You may have heard people talking about soft skills and hard skills and wondered what exactly they were talking about. Some people assume that soft skills are easy and hard skills are challenging; however, that assumption—while a good guess—is not quite true. The difference between soft skills and hard skills is that soft skills are innate while hard skills are learned.

Soft skills are skills you exercise in everyday life: your interpersonal skills, how you conduct yourself, and how you express yourself. Interpersonal skills may include how you get along with others, how you work through conflict, how well you listen, and your ability to empathise. How do you conduct yourself? Are you punctual? Do you have good time management? Are you well organized? Are you patient? Are you persuasive? These qualities would also be considered soft skills. Furthermore, how you express yourself also showcases soft skills such as ability to be creative, working with your hands, or contentment speaking in front of a crowd.

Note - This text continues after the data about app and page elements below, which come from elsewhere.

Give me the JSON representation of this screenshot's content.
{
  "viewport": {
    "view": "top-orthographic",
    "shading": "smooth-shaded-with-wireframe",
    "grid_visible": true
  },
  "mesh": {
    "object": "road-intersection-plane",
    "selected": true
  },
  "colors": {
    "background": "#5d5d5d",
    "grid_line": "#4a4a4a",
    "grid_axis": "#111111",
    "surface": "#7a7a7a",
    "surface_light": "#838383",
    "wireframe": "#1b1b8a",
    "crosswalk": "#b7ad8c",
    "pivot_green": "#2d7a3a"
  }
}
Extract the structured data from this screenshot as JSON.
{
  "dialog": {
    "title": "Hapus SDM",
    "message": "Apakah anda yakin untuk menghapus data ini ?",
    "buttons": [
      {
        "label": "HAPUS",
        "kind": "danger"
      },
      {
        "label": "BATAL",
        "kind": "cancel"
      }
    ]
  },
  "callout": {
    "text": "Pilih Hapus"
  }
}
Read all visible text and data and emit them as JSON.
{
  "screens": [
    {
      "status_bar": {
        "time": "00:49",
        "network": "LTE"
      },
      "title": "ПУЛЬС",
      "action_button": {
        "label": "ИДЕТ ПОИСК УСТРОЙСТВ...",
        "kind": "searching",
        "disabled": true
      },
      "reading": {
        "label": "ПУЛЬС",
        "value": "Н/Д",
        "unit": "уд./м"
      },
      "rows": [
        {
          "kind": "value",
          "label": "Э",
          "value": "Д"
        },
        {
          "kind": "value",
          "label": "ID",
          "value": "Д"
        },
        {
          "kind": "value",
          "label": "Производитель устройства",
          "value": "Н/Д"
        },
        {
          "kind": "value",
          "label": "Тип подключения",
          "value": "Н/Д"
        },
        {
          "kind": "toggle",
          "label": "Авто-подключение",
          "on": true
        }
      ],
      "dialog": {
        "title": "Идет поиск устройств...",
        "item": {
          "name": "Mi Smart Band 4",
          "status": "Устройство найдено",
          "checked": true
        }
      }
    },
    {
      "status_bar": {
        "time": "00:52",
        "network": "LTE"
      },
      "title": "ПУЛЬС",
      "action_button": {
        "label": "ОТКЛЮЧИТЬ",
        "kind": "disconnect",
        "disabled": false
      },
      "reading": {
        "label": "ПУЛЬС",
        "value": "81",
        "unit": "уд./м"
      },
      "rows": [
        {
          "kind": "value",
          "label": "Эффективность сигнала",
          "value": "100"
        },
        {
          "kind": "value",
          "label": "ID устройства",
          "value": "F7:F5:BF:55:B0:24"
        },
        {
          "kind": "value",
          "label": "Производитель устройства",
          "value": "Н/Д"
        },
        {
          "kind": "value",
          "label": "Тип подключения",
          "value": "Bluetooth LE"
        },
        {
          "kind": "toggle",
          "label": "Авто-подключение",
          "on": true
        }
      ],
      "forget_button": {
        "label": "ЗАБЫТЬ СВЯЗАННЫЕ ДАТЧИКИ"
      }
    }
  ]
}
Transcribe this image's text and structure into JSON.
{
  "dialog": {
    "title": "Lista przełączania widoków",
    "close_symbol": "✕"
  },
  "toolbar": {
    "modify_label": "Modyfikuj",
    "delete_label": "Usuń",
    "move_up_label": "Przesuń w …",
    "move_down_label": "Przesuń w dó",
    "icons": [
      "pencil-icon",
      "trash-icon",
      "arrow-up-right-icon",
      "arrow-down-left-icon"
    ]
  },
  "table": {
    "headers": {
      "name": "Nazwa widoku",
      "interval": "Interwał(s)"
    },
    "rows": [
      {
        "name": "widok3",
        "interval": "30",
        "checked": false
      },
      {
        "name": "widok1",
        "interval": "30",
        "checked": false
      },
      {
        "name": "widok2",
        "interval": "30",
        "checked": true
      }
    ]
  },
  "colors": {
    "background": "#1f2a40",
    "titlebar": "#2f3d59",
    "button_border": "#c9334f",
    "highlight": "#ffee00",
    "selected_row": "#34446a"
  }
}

Hard skills, on the other hand, are skills you learn and practice for betterment; for example, hard skills may include learned computer programs and software, machine operation, statistical analysis, writing, or typing. Typically, hard skills are more technical and require you to learn them on the job, in school, or in a coaching capacity.

But which holds more weight in an interview, you ask? Well, if you state on your resume that you have a set of established hard skills, you will definitely capture the attention of the employer immediately, especially if you list evidence to support your alleged hard skills.  However, once you reach the interview, your soft skills are what will entice the employer to hire you, or not. Your soft skills will reveal how you will fit within the organization’s culture and whether or not you are likeable. Hard skills can be strengthened and perfected, but it is much more challenging to help someone strengthen or alter their soft skills. Thus, in a day and age where time is money, the employer will likely put more weight on your soft skills than on your hard skills. The employer can teach you the technical skills, but they cannot make you a likeable, contributing, motivated team member—that’s up to you.